Last month, a friend asked me purchasing advice on a Nikon D5000. I told him, “Don’t. Nikon will be introducing a new D3000 replacement before Photokina.”
Today, Nikon has officially announced the Nikon D3100 entry level dSLR camera.
Two other overlooked features of the D3100 are the improved ergonomics: the shooting mode is now chosen with a dial, and a lever now activates the movie mode. Both are going to be very welcome (for reasons I explained in my guide above).
As I explained in the guide, the upgrade to 14 (from 12 in the D5000 and 10 in the D3000) is a marketing jump at best—if you want megapixel, the Canon 550D has 18—yes, it costs a lot more. Since the D3100 has the next-generation Sony CMOS sensor in it, I fully expect this to be the new reference standard in DxOMark for an APS-C camera. So that’s a nice leapfrog from the old D200-class sensor in the D3000. Translation: overall quality of this sensor should be best-in-class.
Video capability in dSLRs
The bigger news is in the video realm. Nikon was the first to introduce the capability in dSLRs with the D90 two years ago. Since that time, Canon has improved on that with external video, 1080p capability (most models), variable frame rates, and a slightly faster rolling shutter. At the time I wrote my article, I pointed out that if you had to choose between C or N and wanted video, Canon was the obvious choice. Now, with the D3100, Nikon has finally caught up and passed Canon with auto-focus enabled in videomode. I predicted that would happen.
There seems some shock among reviewers that Nikon is introducing such amazing video capability in the lowest end camera ($700 for the complete kit). That may seem strange to them, but is actually par for the course. Video capability is a function of the imaging processing chip driving the sensor, so it gets iterated when the imaging chip gets updated. This explains why Nikon’s video capability was poorer than Canon’s—since the latter came out latter they were much better than the former. Also, unlike Canon, Nikon does not make a habit of firmware crippling their models so when the D3100 was spec’d with the newer CMOS chip, then it then becomes the first among many to offer the improved video capability.
Note that the Nikon D3100 may be advertised as the first camera to introduce video AF in a dSLR body, but not the first to introduce Video AF in a dSLR-class body!
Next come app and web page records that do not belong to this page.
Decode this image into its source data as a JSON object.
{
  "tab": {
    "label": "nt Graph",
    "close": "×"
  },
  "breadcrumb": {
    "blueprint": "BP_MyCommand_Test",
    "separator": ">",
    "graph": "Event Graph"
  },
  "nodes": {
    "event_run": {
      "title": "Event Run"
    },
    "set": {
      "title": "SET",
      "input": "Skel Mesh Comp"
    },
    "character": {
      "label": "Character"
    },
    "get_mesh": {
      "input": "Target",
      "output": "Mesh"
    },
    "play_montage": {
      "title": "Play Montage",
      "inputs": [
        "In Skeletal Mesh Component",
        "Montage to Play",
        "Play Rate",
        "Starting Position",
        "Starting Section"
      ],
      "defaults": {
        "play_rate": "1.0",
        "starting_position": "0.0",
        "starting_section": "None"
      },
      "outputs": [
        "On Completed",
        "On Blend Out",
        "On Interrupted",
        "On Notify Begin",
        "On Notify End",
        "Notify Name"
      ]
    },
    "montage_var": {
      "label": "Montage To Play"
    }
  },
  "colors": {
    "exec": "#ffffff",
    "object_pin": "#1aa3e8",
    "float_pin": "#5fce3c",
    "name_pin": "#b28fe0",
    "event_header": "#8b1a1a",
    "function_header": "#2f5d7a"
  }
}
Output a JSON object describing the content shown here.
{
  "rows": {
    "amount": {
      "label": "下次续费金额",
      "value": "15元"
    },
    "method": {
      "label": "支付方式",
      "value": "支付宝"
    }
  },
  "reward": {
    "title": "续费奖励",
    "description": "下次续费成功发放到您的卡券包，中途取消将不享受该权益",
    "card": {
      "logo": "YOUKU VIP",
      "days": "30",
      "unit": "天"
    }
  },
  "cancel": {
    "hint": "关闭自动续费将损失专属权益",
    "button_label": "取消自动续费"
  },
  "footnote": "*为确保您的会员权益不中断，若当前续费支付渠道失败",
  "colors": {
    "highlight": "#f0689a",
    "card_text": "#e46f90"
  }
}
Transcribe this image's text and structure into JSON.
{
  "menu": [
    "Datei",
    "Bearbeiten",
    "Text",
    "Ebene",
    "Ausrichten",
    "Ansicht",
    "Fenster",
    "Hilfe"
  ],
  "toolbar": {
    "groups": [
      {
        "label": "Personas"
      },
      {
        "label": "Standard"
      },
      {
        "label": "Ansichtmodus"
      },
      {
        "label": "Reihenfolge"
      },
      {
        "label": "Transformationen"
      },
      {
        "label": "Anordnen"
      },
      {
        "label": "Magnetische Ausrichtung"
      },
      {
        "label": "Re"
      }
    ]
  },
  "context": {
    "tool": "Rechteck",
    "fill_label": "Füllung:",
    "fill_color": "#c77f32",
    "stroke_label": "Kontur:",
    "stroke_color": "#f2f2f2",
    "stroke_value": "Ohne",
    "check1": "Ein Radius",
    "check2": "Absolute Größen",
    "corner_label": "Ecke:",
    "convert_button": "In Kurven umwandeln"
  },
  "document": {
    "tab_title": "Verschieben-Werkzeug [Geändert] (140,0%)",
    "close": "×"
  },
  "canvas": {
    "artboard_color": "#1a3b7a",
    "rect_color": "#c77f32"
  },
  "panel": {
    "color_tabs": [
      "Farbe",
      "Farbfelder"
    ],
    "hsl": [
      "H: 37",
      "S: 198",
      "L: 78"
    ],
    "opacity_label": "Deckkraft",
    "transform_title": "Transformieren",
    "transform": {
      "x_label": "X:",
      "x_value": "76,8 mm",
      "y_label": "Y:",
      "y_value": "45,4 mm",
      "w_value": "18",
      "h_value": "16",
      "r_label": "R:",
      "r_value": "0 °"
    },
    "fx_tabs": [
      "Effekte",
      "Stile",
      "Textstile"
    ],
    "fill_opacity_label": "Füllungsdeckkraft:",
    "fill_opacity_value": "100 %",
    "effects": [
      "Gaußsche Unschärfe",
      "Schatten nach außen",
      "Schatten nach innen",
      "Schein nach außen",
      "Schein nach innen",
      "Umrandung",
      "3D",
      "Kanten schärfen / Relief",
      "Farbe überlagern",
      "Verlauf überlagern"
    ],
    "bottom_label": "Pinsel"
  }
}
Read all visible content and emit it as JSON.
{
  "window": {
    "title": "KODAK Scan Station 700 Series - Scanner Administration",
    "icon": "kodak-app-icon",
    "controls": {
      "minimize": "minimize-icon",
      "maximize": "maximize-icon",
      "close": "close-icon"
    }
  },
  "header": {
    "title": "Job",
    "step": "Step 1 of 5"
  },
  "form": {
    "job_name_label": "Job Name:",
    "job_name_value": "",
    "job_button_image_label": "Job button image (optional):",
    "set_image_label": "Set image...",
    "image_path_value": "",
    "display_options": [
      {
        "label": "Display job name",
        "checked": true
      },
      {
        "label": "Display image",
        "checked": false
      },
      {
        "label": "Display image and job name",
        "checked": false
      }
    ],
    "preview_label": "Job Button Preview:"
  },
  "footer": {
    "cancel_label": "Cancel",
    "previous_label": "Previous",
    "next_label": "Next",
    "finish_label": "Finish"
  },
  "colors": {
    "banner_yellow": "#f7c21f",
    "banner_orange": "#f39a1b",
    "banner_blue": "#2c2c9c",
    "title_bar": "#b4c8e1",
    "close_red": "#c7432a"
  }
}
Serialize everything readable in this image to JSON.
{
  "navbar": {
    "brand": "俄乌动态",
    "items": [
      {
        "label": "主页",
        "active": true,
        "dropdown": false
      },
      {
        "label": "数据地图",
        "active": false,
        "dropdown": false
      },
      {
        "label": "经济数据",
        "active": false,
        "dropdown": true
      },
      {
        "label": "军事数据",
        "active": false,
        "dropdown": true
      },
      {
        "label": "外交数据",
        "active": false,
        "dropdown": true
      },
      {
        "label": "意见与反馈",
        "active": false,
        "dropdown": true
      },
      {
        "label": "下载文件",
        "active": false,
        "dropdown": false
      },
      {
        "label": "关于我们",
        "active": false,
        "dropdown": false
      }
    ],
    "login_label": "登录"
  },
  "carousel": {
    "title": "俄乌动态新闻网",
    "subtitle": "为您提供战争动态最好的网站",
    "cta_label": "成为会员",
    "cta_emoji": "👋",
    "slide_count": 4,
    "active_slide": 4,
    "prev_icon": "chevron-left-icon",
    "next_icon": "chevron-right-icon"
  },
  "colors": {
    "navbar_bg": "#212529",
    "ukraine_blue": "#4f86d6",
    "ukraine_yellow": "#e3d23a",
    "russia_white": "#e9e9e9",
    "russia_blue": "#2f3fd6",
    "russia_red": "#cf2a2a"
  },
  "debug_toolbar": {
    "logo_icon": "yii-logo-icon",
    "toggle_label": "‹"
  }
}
For quite a while now, Panasonic and Olympus have had AF during video capture. The bodies are EVIL (Electronic-Viewfinder Inchangeable-Lens), and thus not technically dSLRs. This is why I recommended that if video was really important to you, you should buy a Panasonic.
We’ll have to wait for the reviews to see if Nikon has minimized the rolling shutter in the video, and if the AF noise leaks too much into the audio track.
The D95 (or D7000)
Earlier this spring, another friend was buying a Nikon and asked for my advice. I offered her three choices based on the fact that she was shooting a borrowed Nikon D70: a Nikon D90, the new Nikon D300s, or wait until the fall for the sequel to the Nikon D90.
I even lent her my Nikon D200 for over a month before she had to make the decision saying, “If you like the D200 more than the D70, buy the D300s.”
In the end, she bought the D90. She still hasn’t returned my D200 and I heard is shooting it a lot because it “feels more responsive” than her D90.
Not everyone listens to me.
While it wouldn’t be for her, obviously the sequel to the D90 (the D95? the D7000?) will have the new video imaging chip. It should also have either a 14 megapixel (or higher) sensor in it. In general, once you start with an entry level dSLR what you will get for the extra bucks are a better viewfinder, faster frame rate, larger buffer, more solid construction, and legacy features here or there. What you lose is ease of use and lightness.